Start of Block
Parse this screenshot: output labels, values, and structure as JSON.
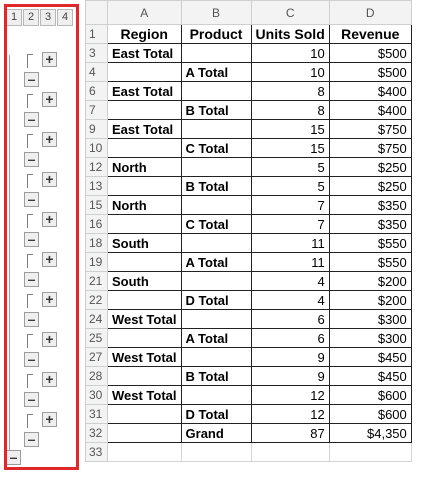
{
  "outline": {
    "levels": [
      "1",
      "2",
      "3",
      "4"
    ],
    "expand_symbol": "+",
    "collapse_symbol": "–"
  },
  "sheet": {
    "columns": [
      "A",
      "B",
      "C",
      "D"
    ],
    "rows": [
      {
        "n": "1",
        "a": "Region",
        "b": "Product",
        "c": "Units Sold",
        "d": "Revenue",
        "header": true
      },
      {
        "n": "3",
        "a": "East Total",
        "b": "",
        "c": "10",
        "d": "$500"
      },
      {
        "n": "4",
        "a": "",
        "b": "A Total",
        "c": "10",
        "d": "$500"
      },
      {
        "n": "6",
        "a": "East Total",
        "b": "",
        "c": "8",
        "d": "$400"
      },
      {
        "n": "7",
        "a": "",
        "b": "B Total",
        "c": "8",
        "d": "$400"
      },
      {
        "n": "9",
        "a": "East Total",
        "b": "",
        "c": "15",
        "d": "$750"
      },
      {
        "n": "10",
        "a": "",
        "b": "C Total",
        "c": "15",
        "d": "$750"
      },
      {
        "n": "12",
        "a": "North",
        "b": "",
        "c": "5",
        "d": "$250"
      },
      {
        "n": "13",
        "a": "",
        "b": "B Total",
        "c": "5",
        "d": "$250"
      },
      {
        "n": "15",
        "a": "North",
        "b": "",
        "c": "7",
        "d": "$350"
      },
      {
        "n": "16",
        "a": "",
        "b": "C Total",
        "c": "7",
        "d": "$350"
      },
      {
        "n": "18",
        "a": "South",
        "b": "",
        "c": "11",
        "d": "$550"
      },
      {
        "n": "19",
        "a": "",
        "b": "A Total",
        "c": "11",
        "d": "$550"
      },
      {
        "n": "21",
        "a": "South",
        "b": "",
        "c": "4",
        "d": "$200"
      },
      {
        "n": "22",
        "a": "",
        "b": "D Total",
        "c": "4",
        "d": "$200"
      },
      {
        "n": "24",
        "a": "West Total",
        "b": "",
        "c": "6",
        "d": "$300"
      },
      {
        "n": "25",
        "a": "",
        "b": "A Total",
        "c": "6",
        "d": "$300"
      },
      {
        "n": "27",
        "a": "West Total",
        "b": "",
        "c": "9",
        "d": "$450"
      },
      {
        "n": "28",
        "a": "",
        "b": "B Total",
        "c": "9",
        "d": "$450"
      },
      {
        "n": "30",
        "a": "West Total",
        "b": "",
        "c": "12",
        "d": "$600"
      },
      {
        "n": "31",
        "a": "",
        "b": "D Total",
        "c": "12",
        "d": "$600"
      },
      {
        "n": "32",
        "a": "",
        "b": "Grand",
        "c": "87",
        "d": "$4,350"
      },
      {
        "n": "33",
        "a": "",
        "b": "",
        "c": "",
        "d": "",
        "empty": true
      }
    ]
  },
  "colors": {
    "highlight_frame": "#e0282b",
    "header_fill": "#f3f3f3",
    "gridline": "#d4d4d4"
  }
}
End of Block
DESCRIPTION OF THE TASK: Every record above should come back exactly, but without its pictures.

EXERCISE OUTPUT:
Parse this screenshot: output labels, values, and structure as JSON.
{
  "outline": {
    "levels": [
      "1",
      "2",
      "3",
      "4"
    ],
    "expand_symbol": "+",
    "collapse_symbol": "–"
  },
  "sheet": {
    "columns": [
      "A",
      "B",
      "C",
      "D"
    ],
    "rows": [
      {
        "n": "1",
        "a": "Region",
        "b": "Product",
        "c": "Units Sold",
        "d": "Revenue",
        "header": true
      },
      {
        "n": "3",
        "a": "East Total",
        "b": "",
        "c": "10",
        "d": "$500"
      },
      {
        "n": "4",
        "a": "",
        "b": "A Total",
        "c": "10",
        "d": "$500"
      },
      {
        "n": "6",
        "a": "East Total",
        "b": "",
        "c": "8",
        "d": "$400"
      },
      {
        "n": "7",
        "a": "",
        "b": "B Total",
        "c": "8",
        "d": "$400"
      },
      {
        "n": "9",
        "a": "East Total",
        "b": "",
        "c": "15",
        "d": "$750"
      },
      {
        "n": "10",
        "a": "",
        "b": "C Total",
        "c": "15",
        "d": "$750"
      },
      {
        "n": "12",
        "a": "North",
        "b": "",
        "c": "5",
        "d": "$250"
      },
      {
        "n": "13",
        "a": "",
        "b": "B Total",
        "c": "5",
        "d": "$250"
      },
      {
        "n": "15",
        "a": "North",
        "b": "",
        "c": "7",
        "d": "$350"
      },
      {
        "n": "16",
        "a": "",
        "b": "C Total",
        "c": "7",
        "d": "$350"
      },
      {
        "n": "18",
        "a": "South",
        "b": "",
        "c": "11",
        "d": "$550"
      },
      {
        "n": "19",
        "a": "",
        "b": "A Total",
        "c": "11",
        "d": "$550"
      },
      {
        "n": "21",
        "a": "South",
        "b": "",
        "c": "4",
        "d": "$200"
      },
      {
        "n": "22",
        "a": "",
        "b": "D Total",
        "c": "4",
        "d": "$200"
      },
      {
        "n": "24",
        "a": "West Total",
        "b": "",
        "c": "6",
        "d": "$300"
      },
      {
        "n": "25",
        "a": "",
        "b": "A Total",
        "c": "6",
        "d": "$300"
      },
      {
        "n": "27",
        "a": "West Total",
        "b": "",
        "c": "9",
        "d": "$450"
      },
      {
        "n": "28",
        "a": "",
        "b": "B Total",
        "c": "9",
        "d": "$450"
      },
      {
        "n": "30",
        "a": "West Total",
        "b": "",
        "c": "12",
        "d": "$600"
      },
      {
        "n": "31",
        "a": "",
        "b": "D Total",
        "c": "12",
        "d": "$600"
      },
      {
        "n": "32",
        "a": "",
        "b": "Grand",
        "c": "87",
        "d": "$4,350"
      },
      {
        "n": "33",
        "a": "",
        "b": "",
        "c": "",
        "d": "",
        "empty": true
      }
    ]
  },
  "colors": {
    "highlight_frame": "#e0282b",
    "header_fill": "#f3f3f3",
    "gridline": "#d4d4d4"
  }
}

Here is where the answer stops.